• Exercise objective
In your copy of the records, include every word exactly and no pictures.

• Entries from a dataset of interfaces
******

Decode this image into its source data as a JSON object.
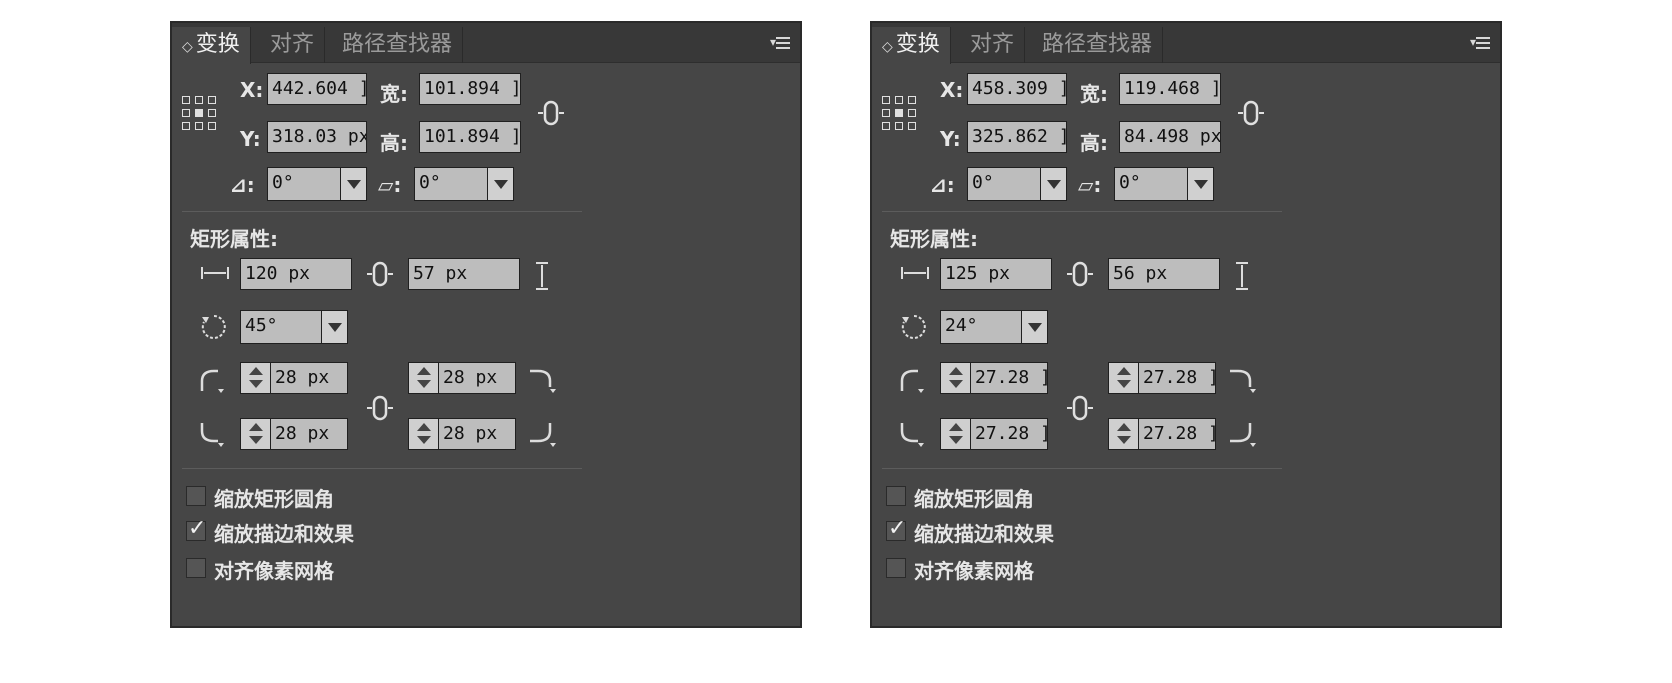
{
  "panels": [
    {
      "tabs": {
        "transform": "变换",
        "align": "对齐",
        "pathfinder": "路径查找器",
        "arrows": "◇"
      },
      "transform": {
        "x_label": "X:",
        "x_value": "442.604 ]",
        "y_label": "Y:",
        "y_value": "318.03 px",
        "w_label": "宽:",
        "w_value": "101.894 ]",
        "h_label": "高:",
        "h_value": "101.894 ]",
        "rotate_value": "0°",
        "shear_value": "0°",
        "rotate_label": "⊿:",
        "shear_label": "▱:"
      },
      "rect": {
        "title": "矩形属性:",
        "width_value": "120 px",
        "height_value": "57 px",
        "angle_value": "45°",
        "corner_tl": "28 px",
        "corner_tr": "28 px",
        "corner_bl": "28 px",
        "corner_br": "28 px"
      },
      "options": {
        "scale_corners": "缩放矩形圆角",
        "scale_strokes": "缩放描边和效果",
        "align_pixel": "对齐像素网格",
        "scale_corners_checked": false,
        "scale_strokes_checked": true,
        "align_pixel_checked": false
      }
    },
    {
      "tabs": {
        "transform": "变换",
        "align": "对齐",
        "pathfinder": "路径查找器",
        "arrows": "◇"
      },
      "transform": {
        "x_label": "X:",
        "x_value": "458.309 ]",
        "y_label": "Y:",
        "y_value": "325.862 ]",
        "w_label": "宽:",
        "w_value": "119.468 ]",
        "h_label": "高:",
        "h_value": "84.498 px",
        "rotate_value": "0°",
        "shear_value": "0°",
        "rotate_label": "⊿:",
        "shear_label": "▱:"
      },
      "rect": {
        "title": "矩形属性:",
        "width_value": "125 px",
        "height_value": "56 px",
        "angle_value": "24°",
        "corner_tl": "27.28 ]",
        "corner_tr": "27.28 ]",
        "corner_bl": "27.28 ]",
        "corner_br": "27.28 ]"
      },
      "options": {
        "scale_corners": "缩放矩形圆角",
        "scale_strokes": "缩放描边和效果",
        "align_pixel": "对齐像素网格",
        "scale_corners_checked": false,
        "scale_strokes_checked": true,
        "align_pixel_checked": false
      }
    }
  ],
  "tick_glyph": "✓",
  "colors": {
    "panel_bg": "#464646",
    "field_bg": "#bdbdbd",
    "tab_bg": "#383838"
  }
}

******

• Answer section
Decode this image into its source data as a JSON object.
{
  "panels": [
    {
      "tabs": {
        "transform": "变换",
        "align": "对齐",
        "pathfinder": "路径查找器",
        "arrows": "◇"
      },
      "transform": {
        "x_label": "X:",
        "x_value": "442.604 ]",
        "y_label": "Y:",
        "y_value": "318.03 px",
        "w_label": "宽:",
        "w_value": "101.894 ]",
        "h_label": "高:",
        "h_value": "101.894 ]",
        "rotate_value": "0°",
        "shear_value": "0°",
        "rotate_label": "⊿:",
        "shear_label": "▱:"
      },
      "rect": {
        "title": "矩形属性:",
        "width_value": "120 px",
        "height_value": "57 px",
        "angle_value": "45°",
        "corner_tl": "28 px",
        "corner_tr": "28 px",
        "corner_bl": "28 px",
        "corner_br": "28 px"
      },
      "options": {
        "scale_corners": "缩放矩形圆角",
        "scale_strokes": "缩放描边和效果",
        "align_pixel": "对齐像素网格",
        "scale_corners_checked": false,
        "scale_strokes_checked": true,
        "align_pixel_checked": false
      }
    },
    {
      "tabs": {
        "transform": "变换",
        "align": "对齐",
        "pathfinder": "路径查找器",
        "arrows": "◇"
      },
      "transform": {
        "x_label": "X:",
        "x_value": "458.309 ]",
        "y_label": "Y:",
        "y_value": "325.862 ]",
        "w_label": "宽:",
        "w_value": "119.468 ]",
        "h_label": "高:",
        "h_value": "84.498 px",
        "rotate_value": "0°",
        "shear_value": "0°",
        "rotate_label": "⊿:",
        "shear_label": "▱:"
      },
      "rect": {
        "title": "矩形属性:",
        "width_value": "125 px",
        "height_value": "56 px",
        "angle_value": "24°",
        "corner_tl": "27.28 ]",
        "corner_tr": "27.28 ]",
        "corner_bl": "27.28 ]",
        "corner_br": "27.28 ]"
      },
      "options": {
        "scale_corners": "缩放矩形圆角",
        "scale_strokes": "缩放描边和效果",
        "align_pixel": "对齐像素网格",
        "scale_corners_checked": false,
        "scale_strokes_checked": true,
        "align_pixel_checked": false
      }
    }
  ],
  "tick_glyph": "✓",
  "colors": {
    "panel_bg": "#464646",
    "field_bg": "#bdbdbd",
    "tab_bg": "#383838"
  }
}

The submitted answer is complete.